Zimra collected $108,93 billion in taxes and duties for the quarter of April to June this year surpassing its target by 15,96 percent, mainly due to intensified enforcement of tax laws and revenue enhancement activities.
The target for the second quarter had been set at $93,93 billion.
All taxes registered positive growth. Zimra paid out refunds of $2,29 billion during the quarter, leaving the net revenue at $106,64 billion.
Cumulatively, the net taxes and duties collected reached $195,18 billion by the end of last month, taking into account the refunds of $4,64 billion.
With a target of $180 million, Zimra managed to collect 8,16 percent more.
Zimra vice board chairperson Mrs Josephine Matambo said the relaxed Covid-19 lockdown restrictions allowed most companies to resume operations while others increased productivity, so raising VAT and other taxes.
“This, buoyed with the increased access to foreign currency through the forex auction system and the intensified enforcement and revenue enhancement activities by the authority, resulted in enhanced revenue collections,” said Mrs Matambo in her quarterly revenue performance report issued yesterday.
“In comparison with the same period in 2020 where a total of $20,11 billion was collected, nominal net revenue collections grew by 430,19 percent. All revenue heads registered positive growth in nominal terms.”
Even after adjusting for inflation, Zimra did very well, more than tripling collections.
Mrs Matambo said net revenue grew by 202,30 percent in the second quarter of this year as compared to the same quarter last year.

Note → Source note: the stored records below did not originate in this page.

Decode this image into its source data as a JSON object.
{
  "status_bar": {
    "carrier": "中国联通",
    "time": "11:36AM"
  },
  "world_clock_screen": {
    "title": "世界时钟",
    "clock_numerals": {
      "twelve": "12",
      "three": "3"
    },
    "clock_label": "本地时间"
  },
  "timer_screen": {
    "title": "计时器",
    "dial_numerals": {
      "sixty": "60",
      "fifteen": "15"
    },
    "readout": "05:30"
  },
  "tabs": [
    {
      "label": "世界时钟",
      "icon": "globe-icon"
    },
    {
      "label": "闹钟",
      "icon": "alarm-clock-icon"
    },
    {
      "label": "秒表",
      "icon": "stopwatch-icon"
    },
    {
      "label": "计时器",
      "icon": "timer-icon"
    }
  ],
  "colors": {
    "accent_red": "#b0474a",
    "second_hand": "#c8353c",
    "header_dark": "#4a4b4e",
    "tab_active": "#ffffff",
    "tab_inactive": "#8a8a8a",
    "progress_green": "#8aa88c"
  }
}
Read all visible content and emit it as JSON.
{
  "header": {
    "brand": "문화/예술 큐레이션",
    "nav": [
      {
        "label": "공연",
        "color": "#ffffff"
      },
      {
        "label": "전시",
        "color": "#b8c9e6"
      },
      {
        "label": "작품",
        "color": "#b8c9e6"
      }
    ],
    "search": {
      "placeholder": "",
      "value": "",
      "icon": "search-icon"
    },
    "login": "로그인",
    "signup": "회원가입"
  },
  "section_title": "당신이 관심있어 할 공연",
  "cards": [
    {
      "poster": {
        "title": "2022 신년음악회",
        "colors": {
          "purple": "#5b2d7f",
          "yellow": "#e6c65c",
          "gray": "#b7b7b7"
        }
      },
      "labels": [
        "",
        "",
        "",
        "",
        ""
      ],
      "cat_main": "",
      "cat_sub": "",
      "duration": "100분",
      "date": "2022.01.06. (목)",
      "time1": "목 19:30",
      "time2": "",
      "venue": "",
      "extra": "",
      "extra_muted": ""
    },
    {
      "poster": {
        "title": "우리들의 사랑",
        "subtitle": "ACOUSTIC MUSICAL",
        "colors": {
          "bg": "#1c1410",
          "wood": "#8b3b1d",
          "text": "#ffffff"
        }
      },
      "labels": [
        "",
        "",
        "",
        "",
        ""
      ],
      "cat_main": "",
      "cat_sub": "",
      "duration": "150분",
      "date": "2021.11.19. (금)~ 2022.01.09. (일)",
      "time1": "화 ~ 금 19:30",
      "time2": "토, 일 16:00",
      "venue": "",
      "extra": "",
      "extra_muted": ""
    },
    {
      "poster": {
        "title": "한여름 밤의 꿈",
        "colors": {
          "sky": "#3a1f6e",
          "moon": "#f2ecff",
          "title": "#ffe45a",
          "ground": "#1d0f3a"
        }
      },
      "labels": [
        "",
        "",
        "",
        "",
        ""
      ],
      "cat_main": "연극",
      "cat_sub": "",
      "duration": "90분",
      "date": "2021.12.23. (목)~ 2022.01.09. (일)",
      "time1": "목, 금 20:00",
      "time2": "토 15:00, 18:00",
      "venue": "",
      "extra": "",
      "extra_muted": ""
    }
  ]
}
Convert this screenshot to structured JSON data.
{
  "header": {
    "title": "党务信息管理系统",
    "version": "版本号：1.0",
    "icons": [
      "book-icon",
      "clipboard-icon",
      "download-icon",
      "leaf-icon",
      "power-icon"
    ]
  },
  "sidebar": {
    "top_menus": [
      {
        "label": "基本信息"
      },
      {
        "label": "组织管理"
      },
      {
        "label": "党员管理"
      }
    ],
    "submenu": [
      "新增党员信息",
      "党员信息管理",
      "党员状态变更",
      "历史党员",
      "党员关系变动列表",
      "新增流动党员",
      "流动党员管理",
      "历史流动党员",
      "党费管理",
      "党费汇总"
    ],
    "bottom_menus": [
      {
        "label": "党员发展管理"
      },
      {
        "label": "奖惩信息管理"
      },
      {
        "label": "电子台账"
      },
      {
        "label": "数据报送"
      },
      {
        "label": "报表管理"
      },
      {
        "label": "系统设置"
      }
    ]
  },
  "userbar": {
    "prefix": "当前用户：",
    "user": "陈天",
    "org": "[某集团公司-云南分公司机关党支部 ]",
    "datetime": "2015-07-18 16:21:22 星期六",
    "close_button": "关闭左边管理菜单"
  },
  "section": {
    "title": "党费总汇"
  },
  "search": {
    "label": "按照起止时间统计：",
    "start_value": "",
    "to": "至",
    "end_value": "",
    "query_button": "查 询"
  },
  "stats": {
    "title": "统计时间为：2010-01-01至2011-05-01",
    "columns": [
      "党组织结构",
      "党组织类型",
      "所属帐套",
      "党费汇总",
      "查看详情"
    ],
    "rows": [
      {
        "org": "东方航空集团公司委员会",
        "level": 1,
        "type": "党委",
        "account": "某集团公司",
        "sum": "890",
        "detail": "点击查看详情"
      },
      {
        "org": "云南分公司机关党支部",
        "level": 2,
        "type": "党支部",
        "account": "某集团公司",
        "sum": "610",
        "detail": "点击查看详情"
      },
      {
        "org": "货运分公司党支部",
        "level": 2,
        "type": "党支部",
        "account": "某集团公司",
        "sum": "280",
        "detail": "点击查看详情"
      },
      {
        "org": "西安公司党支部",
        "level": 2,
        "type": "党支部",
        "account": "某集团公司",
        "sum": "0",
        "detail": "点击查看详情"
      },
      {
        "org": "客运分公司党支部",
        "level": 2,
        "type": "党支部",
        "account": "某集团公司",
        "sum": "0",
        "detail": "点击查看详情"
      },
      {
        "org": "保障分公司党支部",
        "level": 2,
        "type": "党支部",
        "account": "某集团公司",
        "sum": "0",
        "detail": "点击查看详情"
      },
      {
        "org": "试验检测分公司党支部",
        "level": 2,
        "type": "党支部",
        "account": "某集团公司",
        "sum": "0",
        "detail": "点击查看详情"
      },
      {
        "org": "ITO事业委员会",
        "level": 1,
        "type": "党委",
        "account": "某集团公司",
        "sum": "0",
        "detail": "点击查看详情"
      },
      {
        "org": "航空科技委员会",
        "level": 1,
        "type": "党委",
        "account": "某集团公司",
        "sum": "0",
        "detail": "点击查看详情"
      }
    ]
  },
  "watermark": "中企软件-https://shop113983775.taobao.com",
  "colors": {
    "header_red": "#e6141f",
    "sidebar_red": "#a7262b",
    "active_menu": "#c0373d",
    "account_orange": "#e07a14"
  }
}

Companies contributed 21,44 percent of the total collected, individuals 16,94 percent, VAT on local sales 13,89 percent, VAT on imports 10,03 percent, customs duty 6,40 percent, excise duty 11,87 percent, mining royalties 4,08 percent, the money transfer tax 8,90 percent, non-tax revenue 1,68 percent, carbon tax 1,21 percent, WHT on contracts 1,31 percent and DFIR 0,67 percent.
Mrs Matambo said the individuals head performed well because most companies pushed up salaries and allowances in the first quarter, and this was reflected in much higher PAYE contributions.
“In the second quarter, companies continued to adjust salaries to cushion their employees against the increasing cost of living. The opening up of the economy after several months of strict lockdown conditions resulted in many companies paying full salaries and other re-engaging their previously laid off employees,” she said.
Mrs Matambo said the economic environment continued to improve in the second quarter on the back of heightened implementation of the National Development Strategy (NDS-1), a five-year Government economic blueprint running from this year to 2025.
During the quarter the exchange rate could be regarded as basically stable with just slight weakening against the US dollar.
Mrs Matambo said the stability in exchange rates and the decreasing inflation have instilled more confidence in business and the performance of the economy as a whole, and that will in turn stimulate economic activity.
A growing economy means more tax is collected.
Recently, the World Bank projected a 3,9 percent growth for this year while the International Monetary Fund (IMF) projected 6 percent growth and the Ministry of Finance and Economic Development has projected a 7,5 percent growth.
The growth everyone agrees is happening, with only the actual rate being debated, is built on bumper harvests last season along with more energy production and the resumption of increased manufacturing and construction activities.
But interruptions to business due to Covid-19 remain a threat to achievement of the growth targets.
Zimra said to avert a possible impact of Covid-19 on businesses, it is already implementing remedies that will ensure minimum shock to revenue collections.